Recorded data:
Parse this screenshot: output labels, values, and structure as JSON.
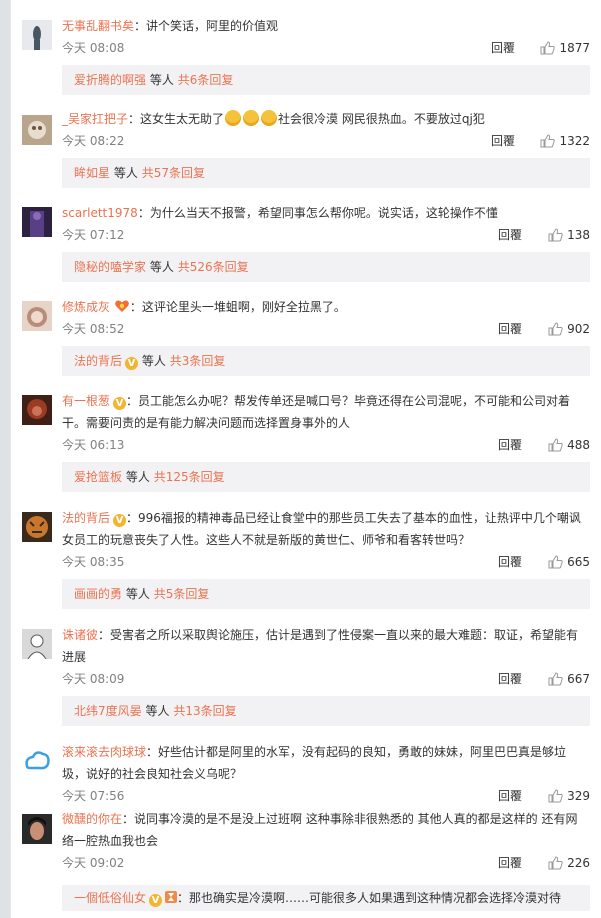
{
  "reply_label": "回覆",
  "connector": "等人",
  "comments": [
    {
      "user": "无事乱翻书矣",
      "verified": false,
      "text": "：讲个笑话，阿里的价值观",
      "time": "今天 08:08",
      "likes": "1877",
      "sub_user": "爱折腾的啊强",
      "sub_count": "共6条回复",
      "avatar_colors": [
        "#4a5563",
        "#e7e9ec"
      ]
    },
    {
      "user": "_吴家扛把子",
      "verified": false,
      "text_before": "：这女生太无助了",
      "emoji_count": 3,
      "text_after": "社会很冷漠 网民很热血。不要放过qj犯",
      "time": "今天 08:22",
      "likes": "1322",
      "sub_user": "眸如星",
      "sub_count": "共57条回复",
      "avatar_colors": [
        "#b9a48c",
        "#6b5442"
      ]
    },
    {
      "user": "scarlett1978",
      "verified": false,
      "text": "：为什么当天不报警，希望同事怎么帮你呢。说实话，这轮操作不懂",
      "time": "今天 07:12",
      "likes": "138",
      "sub_user": "隐秘的嗑学家",
      "sub_count": "共526条回复",
      "avatar_colors": [
        "#5b3f86",
        "#2c2140"
      ]
    },
    {
      "user": "修炼成灰",
      "verified": false,
      "heart_badge": true,
      "text": "：这评论里头一堆蛆啊，刚好全拉黑了。",
      "time": "今天 08:52",
      "likes": "902",
      "sub_user": "法的背后",
      "sub_verified": true,
      "sub_count": "共3条回复",
      "avatar_colors": [
        "#e7d4c8",
        "#b78c7a"
      ]
    },
    {
      "user": "有一根葱",
      "verified": true,
      "text": "：员工能怎么办呢？帮发传单还是喊口号？毕竟还得在公司混呢，不可能和公司对着干。需要问责的是有能力解决问题而选择置身事外的人",
      "time": "今天 06:13",
      "likes": "488",
      "sub_user": "爱抢篮板",
      "sub_count": "共125条回复",
      "avatar_colors": [
        "#9a3b22",
        "#3f1f16"
      ]
    },
    {
      "user": "法的背后",
      "verified": true,
      "text": "：996福报的精神毒品已经让食堂中的那些员工失去了基本的血性，让热评中几个嘲讽女员工的玩意丧失了人性。这些人不就是新版的黄世仁、师爷和看客转世吗？",
      "time": "今天 08:35",
      "likes": "665",
      "sub_user": "画画的勇",
      "sub_count": "共5条回复",
      "avatar_colors": [
        "#c9772d",
        "#3a2a1c"
      ]
    },
    {
      "user": "诛诸彼",
      "verified": false,
      "text": "：受害者之所以采取舆论施压，估计是遇到了性侵案一直以来的最大难题：取证，希望能有进展",
      "time": "今天 08:09",
      "likes": "667",
      "sub_user": "北纬7度风晏",
      "sub_count": "共13条回复",
      "avatar_colors": [
        "#d9d9d9",
        "#555555"
      ]
    },
    {
      "user": "滚来滚去肉球球",
      "verified": false,
      "text": "：好些估计都是阿里的水军，没有起码的良知，勇敢的妹妹，阿里巴巴真是够垃圾，说好的社会良知社会义乌呢？",
      "time": "今天 07:56",
      "likes": "329",
      "avatar_colors": [
        "#3aa0e6",
        "#ffffff"
      ]
    },
    {
      "user": "微醺的你在",
      "verified": false,
      "text": "：说同事冷漠的是不是没上过班啊 这种事除非很熟悉的 其他人真的都是这样的 还有网络一腔热血我也会",
      "time": "今天 09:02",
      "likes": "226",
      "avatar_colors": [
        "#2a2a2a",
        "#c98f74"
      ]
    },
    {
      "user": "一個低俗仙女",
      "verified": true,
      "text": "：那也确实是冷漠啊……可能很多人如果遇到这种情况都会选择冷漠对待",
      "time": "",
      "likes": "",
      "avatar_colors": [
        "#ddd",
        "#aaa"
      ]
    }
  ]
}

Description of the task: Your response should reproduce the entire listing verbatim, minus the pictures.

Solution for this problem:
Parse this screenshot: output labels, values, and structure as JSON.
{
  "reply_label": "回覆",
  "connector": "等人",
  "comments": [
    {
      "user": "无事乱翻书矣",
      "verified": false,
      "text": "：讲个笑话，阿里的价值观",
      "time": "今天 08:08",
      "likes": "1877",
      "sub_user": "爱折腾的啊强",
      "sub_count": "共6条回复",
      "avatar_colors": [
        "#4a5563",
        "#e7e9ec"
      ]
    },
    {
      "user": "_吴家扛把子",
      "verified": false,
      "text_before": "：这女生太无助了",
      "emoji_count": 3,
      "text_after": "社会很冷漠 网民很热血。不要放过qj犯",
      "time": "今天 08:22",
      "likes": "1322",
      "sub_user": "眸如星",
      "sub_count": "共57条回复",
      "avatar_colors": [
        "#b9a48c",
        "#6b5442"
      ]
    },
    {
      "user": "scarlett1978",
      "verified": false,
      "text": "：为什么当天不报警，希望同事怎么帮你呢。说实话，这轮操作不懂",
      "time": "今天 07:12",
      "likes": "138",
      "sub_user": "隐秘的嗑学家",
      "sub_count": "共526条回复",
      "avatar_colors": [
        "#5b3f86",
        "#2c2140"
      ]
    },
    {
      "user": "修炼成灰",
      "verified": false,
      "heart_badge": true,
      "text": "：这评论里头一堆蛆啊，刚好全拉黑了。",
      "time": "今天 08:52",
      "likes": "902",
      "sub_user": "法的背后",
      "sub_verified": true,
      "sub_count": "共3条回复",
      "avatar_colors": [
        "#e7d4c8",
        "#b78c7a"
      ]
    },
    {
      "user": "有一根葱",
      "verified": true,
      "text": "：员工能怎么办呢？帮发传单还是喊口号？毕竟还得在公司混呢，不可能和公司对着干。需要问责的是有能力解决问题而选择置身事外的人",
      "time": "今天 06:13",
      "likes": "488",
      "sub_user": "爱抢篮板",
      "sub_count": "共125条回复",
      "avatar_colors": [
        "#9a3b22",
        "#3f1f16"
      ]
    },
    {
      "user": "法的背后",
      "verified": true,
      "text": "：996福报的精神毒品已经让食堂中的那些员工失去了基本的血性，让热评中几个嘲讽女员工的玩意丧失了人性。这些人不就是新版的黄世仁、师爷和看客转世吗？",
      "time": "今天 08:35",
      "likes": "665",
      "sub_user": "画画的勇",
      "sub_count": "共5条回复",
      "avatar_colors": [
        "#c9772d",
        "#3a2a1c"
      ]
    },
    {
      "user": "诛诸彼",
      "verified": false,
      "text": "：受害者之所以采取舆论施压，估计是遇到了性侵案一直以来的最大难题：取证，希望能有进展",
      "time": "今天 08:09",
      "likes": "667",
      "sub_user": "北纬7度风晏",
      "sub_count": "共13条回复",
      "avatar_colors": [
        "#d9d9d9",
        "#555555"
      ]
    },
    {
      "user": "滚来滚去肉球球",
      "verified": false,
      "text": "：好些估计都是阿里的水军，没有起码的良知，勇敢的妹妹，阿里巴巴真是够垃圾，说好的社会良知社会义乌呢？",
      "time": "今天 07:56",
      "likes": "329",
      "avatar_colors": [
        "#3aa0e6",
        "#ffffff"
      ]
    },
    {
      "user": "微醺的你在",
      "verified": false,
      "text": "：说同事冷漠的是不是没上过班啊 这种事除非很熟悉的 其他人真的都是这样的 还有网络一腔热血我也会",
      "time": "今天 09:02",
      "likes": "226",
      "avatar_colors": [
        "#2a2a2a",
        "#c98f74"
      ]
    },
    {
      "user": "一個低俗仙女",
      "verified": true,
      "text": "：那也确实是冷漠啊……可能很多人如果遇到这种情况都会选择冷漠对待",
      "time": "",
      "likes": "",
      "avatar_colors": [
        "#ddd",
        "#aaa"
      ]
    }
  ]
}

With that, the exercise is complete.